In anticipation of its expiration, Congress has passed a clean extension of the Iran Sanctions Act, a collection of sanctions targeting Iran’s energy sector. The Obama administration has argued in favor of allowing the legislation to expire, because doing so “will not affect our ability to continue to issue sanctions designations when warranted.” Lawmakers have countered, however, that keeping the law on the books is important to ensure, “with the utmost certainty,” that Washington has “the sanctions enforcement mechanism our national security demands.” The act has been extended for ten years without an expansion of its scope. Despite protests from the administration and from Iran, the law contains no provisions that technically violate the deal. For this reason, a presidential veto is not expected. Though aggravating the U.S.-Iran relationship is also foolhardy, motivating Iran to withdraw or violate the deal is an equally undesirable outcome.
Senate Foreign Relations Committee chairman Bob Corker, however, has indicated that “when we get back, we’ll do something that is much broader,” signaling intention from those in the Senate who are opposed to the deal to pass more antagonistic measures. These might include aid to Israel and sanctions over Iran’s ballistic missile activities, as well as a global prohibition on any dollar-denominated transactions with Iran. Corker has, further, predicted that Democrats will choose to be tougher on Iran under the Trump administration. This hostile atmosphere could help open the way to new sanctions or provocations that would sabotage the future of the deal.
All the President’s Men
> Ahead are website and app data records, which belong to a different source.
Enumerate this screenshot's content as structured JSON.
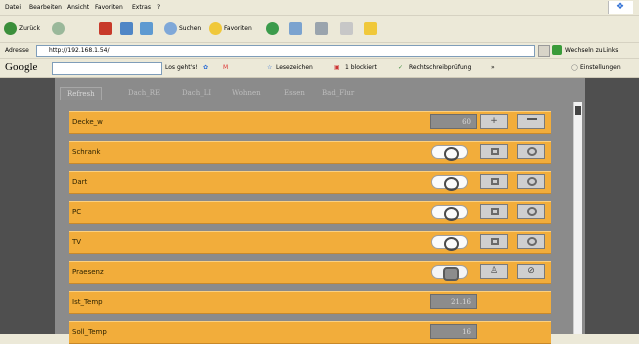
{
  "menu": [
    "Datei",
    "Bearbeiten",
    "Ansicht",
    "Favoriten",
    "Extras",
    "?"
  ],
  "toolbar": {
    "back_label": "Zurück",
    "search_label": "Suchen",
    "favorites_label": "Favoriten"
  },
  "address": {
    "label": "Adresse",
    "url": "http://192.168.1.54/",
    "go_label": "Wechseln zu",
    "links_label": "Links"
  },
  "google": {
    "logo": "Google",
    "search_label": "Los geht's!",
    "bookmarks_label": "Lesezeichen",
    "blocked_label": "1 blockiert",
    "spell_label": "Rechtschreibprüfung",
    "more_label": "»",
    "settings_label": "Einstellungen"
  },
  "tabs": [
    "Refresh",
    "Dach_RE",
    "Dach_LI",
    "Wohnen",
    "Essen",
    "Bad_Flur"
  ],
  "rows": [
    {
      "name": "Decke_w",
      "value": "60"
    },
    {
      "name": "Schrank",
      "value": ""
    },
    {
      "name": "Dart",
      "value": ""
    },
    {
      "name": "PC",
      "value": ""
    },
    {
      "name": "TV",
      "value": ""
    },
    {
      "name": "Praesenz",
      "value": ""
    },
    {
      "name": "Ist_Temp",
      "value": "21.16"
    },
    {
      "name": "Soll_Temp",
      "value": "16"
    }
  ],
  "colors": {
    "row_orange": "#f2ad3b",
    "panel_gray": "#8b8b8b",
    "page_dark": "#4f4f4f"
  }
}
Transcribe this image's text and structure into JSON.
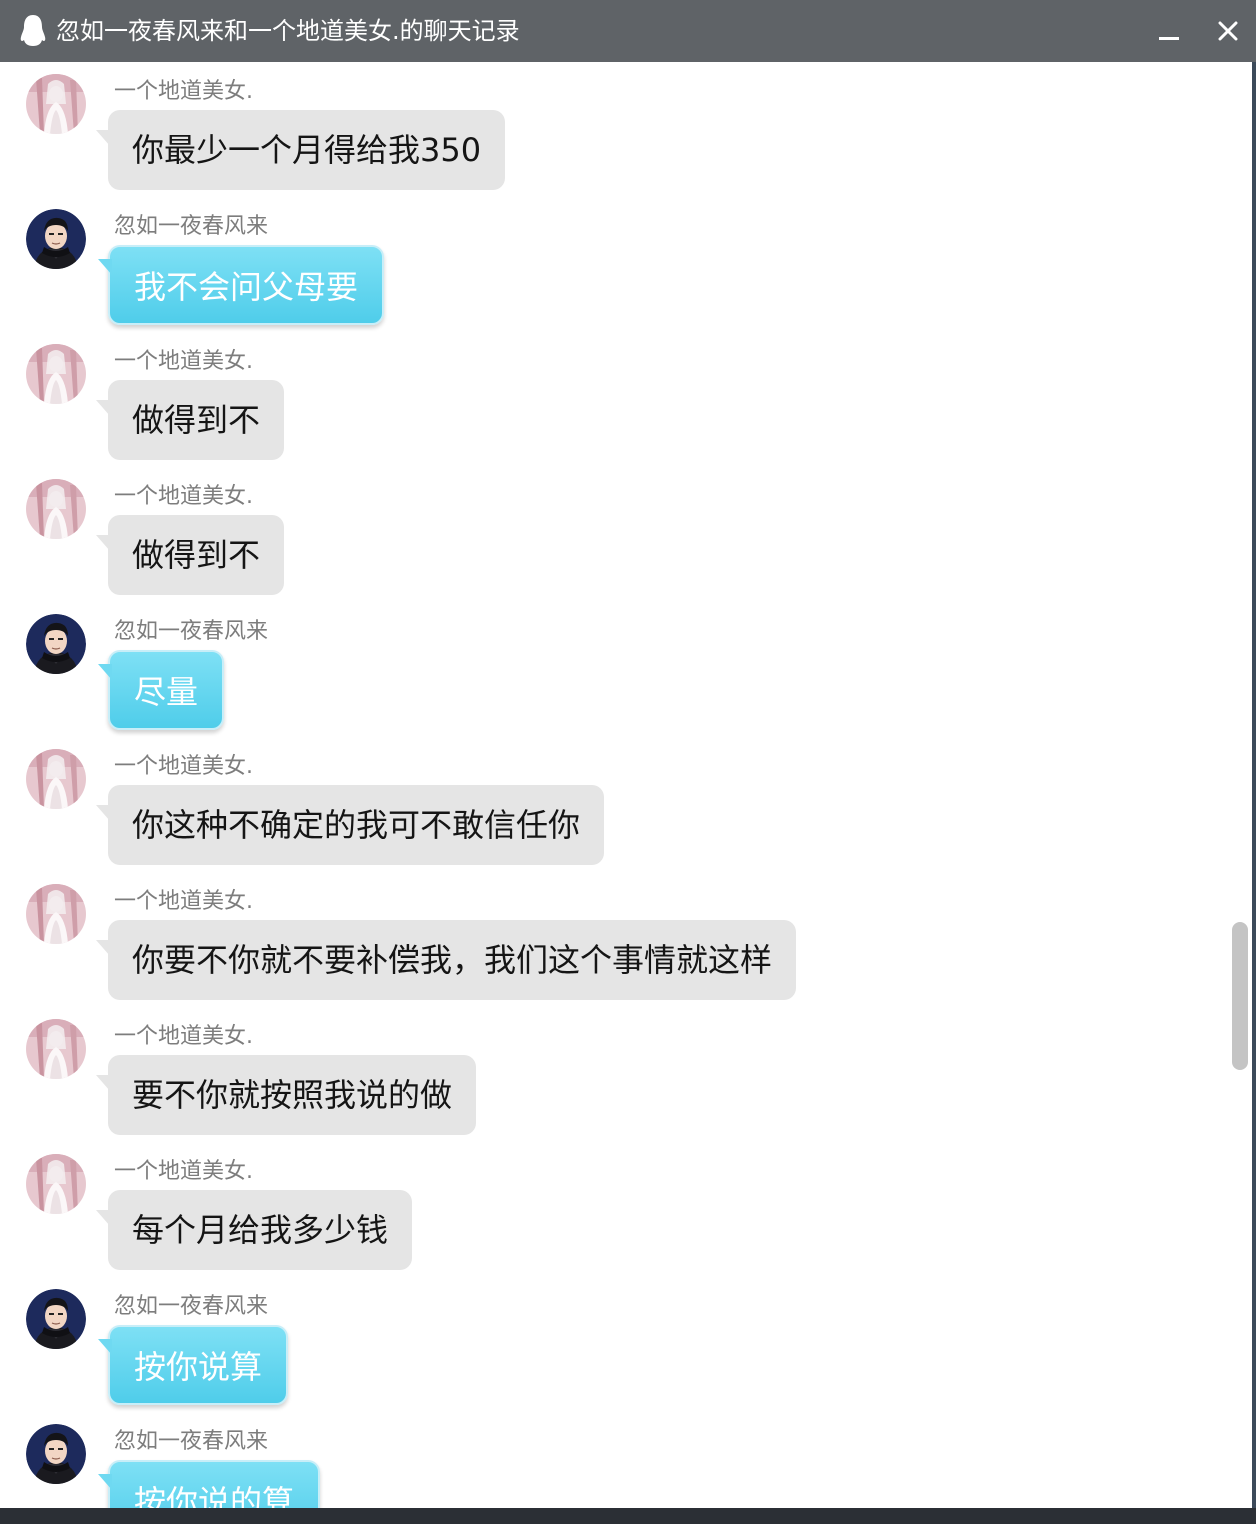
{
  "window": {
    "title": "忽如一夜春风来和一个地道美女.的聊天记录",
    "title_icon": "qq-penguin-icon"
  },
  "colors": {
    "titlebar": "#5f6367",
    "her_bubble": "#e5e5e5",
    "my_bubble": "#5fd3ee",
    "sender_text": "#7d7d7d"
  },
  "messages": [
    {
      "sender": "一个地道美女.",
      "side": "her",
      "text": "你最少一个月得给我350"
    },
    {
      "sender": "忽如一夜春风来",
      "side": "me",
      "text": "我不会问父母要"
    },
    {
      "sender": "一个地道美女.",
      "side": "her",
      "text": "做得到不"
    },
    {
      "sender": "一个地道美女.",
      "side": "her",
      "text": "做得到不"
    },
    {
      "sender": "忽如一夜春风来",
      "side": "me",
      "text": "尽量"
    },
    {
      "sender": "一个地道美女.",
      "side": "her",
      "text": "你这种不确定的我可不敢信任你"
    },
    {
      "sender": "一个地道美女.",
      "side": "her",
      "text": "你要不你就不要补偿我，我们这个事情就这样"
    },
    {
      "sender": "一个地道美女.",
      "side": "her",
      "text": "要不你就按照我说的做"
    },
    {
      "sender": "一个地道美女.",
      "side": "her",
      "text": "每个月给我多少钱"
    },
    {
      "sender": "忽如一夜春风来",
      "side": "me",
      "text": "按你说算"
    },
    {
      "sender": "忽如一夜春风来",
      "side": "me",
      "text": "按你说的算"
    }
  ]
}
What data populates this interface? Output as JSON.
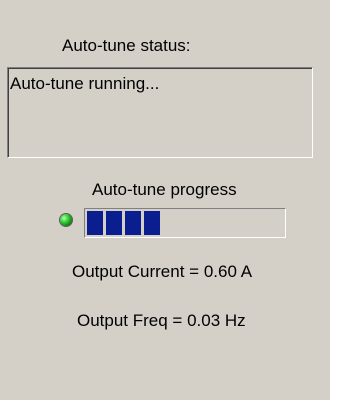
{
  "status": {
    "label": "Auto-tune status:",
    "text": "Auto-tune running..."
  },
  "progress": {
    "label": "Auto-tune progress",
    "fraction": 0.42,
    "indicator_icon": "status-led-icon",
    "indicator_color": "#2fbf2f",
    "bar_color": "#0a1e8f"
  },
  "output": {
    "current": "Output Current = 0.60 A",
    "freq": "Output Freq = 0.03 Hz"
  }
}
Trump’s top-level national security team includes a number of harsh critics of Iran. Retired Gens. Michael T. Flynn and James N. Mattis, respectively the National Security Advisor–designate and Secretary of Defense nominee, have been outspoken in their opposition to the deal. Mattis, further, has criticized the Obama administration for passivity in the face of Iranian aggression and fostering “the impression in the region that the U.S. was withdrawing.” Reported Deputy Secretary of State nominee, U.N. ambassador John Bolton, has repeatedly advocated war on Iran, and recently told Breitbart News that regime change is the “only long-term solution” to the threat the country poses in the Middle East.
Reported Secretary of State nominee Rex Tillerson, however—and for that matter, Trump himself—may be more apt to support the deal. Tillerson has, in the past, been skeptical of sanctions, and recently expressed an interest in conducting business in Iran. The ExxonMobil CEO could prove to be a pragmatic voice in support of business opportunities afforded to U.S. industry because of the Iran deal, particularly as Boeing and Iran Air dot the i’s on a contract worth $16.6 billion and one hundred thousand jobs.
On the whole, the president-elect’s reported cabinet is comprised of generals and policymakers with a long history of opposition to Iran and the deal, and businessmen with an inclination to support it. In which direction Trump chooses to lean is still up for grabs. For what it’s worth, a recent letter to Trump, signed by seventy-six former senior policymakers and academics in favor of the deal, also aimed to support the deal on its existing merits and accomplishments.
With a number of international policy concerns to tackle on day one, Trump would do well to consider the current Iran deal a win. There will be pressure, both from Congress and inside the administration, to search for a better option. But uncertain as it may be, the deal is on track and serves the dual purpose of lowering the likelihood of Iran’s ability to “break out” as a nuclear power and builds trust and a rapport with the regime. To sabotage or simply rip up the deal on day one will return the United States and Iran to 2012—on the verge of war or a weapon, without international partners, and with few good options to turn things around.
Laicie Heeley is a Fellow with the Stimson Center’s Budgeting for Foreign Affairs and Defense program. Amy J. Nelson is Research Scholar at the Center for International and Security Studies at Maryland and a Nonresident Fellow at the Stimson Center.
Image: Members of the IAEA fact-finding team at the Fukushima Daiichi Nuclear Power Plant. Flickr / Greg Webb / IAEA